I realize Plan B was a not-very-clever negotiating ploy by Boehner that showed bad faith in his negotiations with the President.

And I realize that, as a result of Boehner’s embarrassing defeat Thursday night, Democrats believe their hands have been strengthened now that Boehner’s has been weakened by the division that has been laid bare within the House Republican caucus.

But if you are Obama, and your goal is not to stick it to the other side but to get a grand bargain done before the inaugural roughly along the lines that all the bipartisan commissions have laid out, then it's necessary to create a different legislative template, one in which legislation passes with a bipartisan majority in the center and plenty of “nay” votes from both the Democratic left and the Republic right.

That’s the way it worked for many years.  But since the Republicans took control of the House in 1994, they have operated on the rule of the “majority of the majority” — that is, that no major piece of legislation will be put before the House unless it is first approved by a majority of Republican members, and that once authorized, Republicans would be expected to vote together as a block. In a divided government and a divided Congress, that became a recipe for gridlock.
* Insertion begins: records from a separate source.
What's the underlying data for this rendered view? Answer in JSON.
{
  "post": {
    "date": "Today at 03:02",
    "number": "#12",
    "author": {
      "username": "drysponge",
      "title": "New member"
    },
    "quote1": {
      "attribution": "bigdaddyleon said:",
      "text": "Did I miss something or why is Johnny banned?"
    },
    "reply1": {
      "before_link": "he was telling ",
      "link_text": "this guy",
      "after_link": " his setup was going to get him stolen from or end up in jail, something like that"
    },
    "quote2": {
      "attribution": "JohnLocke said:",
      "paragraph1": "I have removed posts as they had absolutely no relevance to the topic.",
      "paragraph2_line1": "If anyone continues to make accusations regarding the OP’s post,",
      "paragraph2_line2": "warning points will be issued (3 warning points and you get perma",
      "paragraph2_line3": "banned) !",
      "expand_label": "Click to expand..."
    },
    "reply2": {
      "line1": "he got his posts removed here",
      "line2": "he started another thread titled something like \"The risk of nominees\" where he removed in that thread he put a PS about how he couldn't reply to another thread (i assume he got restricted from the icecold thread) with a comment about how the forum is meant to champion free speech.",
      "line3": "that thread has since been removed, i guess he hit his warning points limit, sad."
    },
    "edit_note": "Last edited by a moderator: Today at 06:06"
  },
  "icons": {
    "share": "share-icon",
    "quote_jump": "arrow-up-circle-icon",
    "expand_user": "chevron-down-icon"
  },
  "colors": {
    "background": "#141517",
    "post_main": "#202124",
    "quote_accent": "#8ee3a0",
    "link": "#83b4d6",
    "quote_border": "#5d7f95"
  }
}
It’s been obvious all along — and certainly since an election that Democrats believe strengthened their hand — that Boehner was not going to be able to get a working majority of his caucus to vote for a grand bargain that would be acceptable to a Democratic Senate and a Democratic president. So Thursday night was a chance for a test run for a new bipartisan template. Once passed, Boehner’s Plan B would have gone over to the Senate, where it could have sat until a broader grand bargain was hammered out.

By letting Boehner be hoisted on his own petard — by letting his misguided gambit fail — Democrats also lost a chance to do one of those political favors that provide the grease to the legislative machinery.  “We’ll help you out on this, John,” they could have said, “and you can help us when it comes down to making some last-minute tweaks that will allow us to pick up a few votes from reluctant Democrats later on.” It could have been an important step in the trust building process between the Speaker and the President that will be a necessary pre-condition for getting a deal done.

At his news conference Friday morning, Boehner tried to snuff out any incipient challenge to his speakership within the Republican caucus. But if Democrats had offered to come to his rescue Thursday night, it would have also been a signal to those considering such a rebellion that Democrats could also come to his rescue on Jan. 3 if need be. And why would Democrats do that? Because it will be easier to strike an acceptable deal with a weakened and grateful Boehner than a new Speaker who thinks he has a mandate from his caucus and from God to not give an inch to tax-and-spend Democrats plunging the economy back into recession.

I realize a proud Boehner could well have rejected such an offer of help from the President and the Speaker. But simply making it would have been an important first step in ending the Hatfield-and-McCoy partisan bitterness that now paralyzes Washington.

A few weeks back, everyone was gushing over the "Lincoln" movie. Well, another lesson from that movie has to do with being gracious with your enemies after the battle has been won. House Republicans have lost the war, but they still have the troops necessary to continue a bloody battle. Now is the time to help their leaders negotiate an honorable surrender that may not be the total victory Democrats want, but the one a divided country prefers.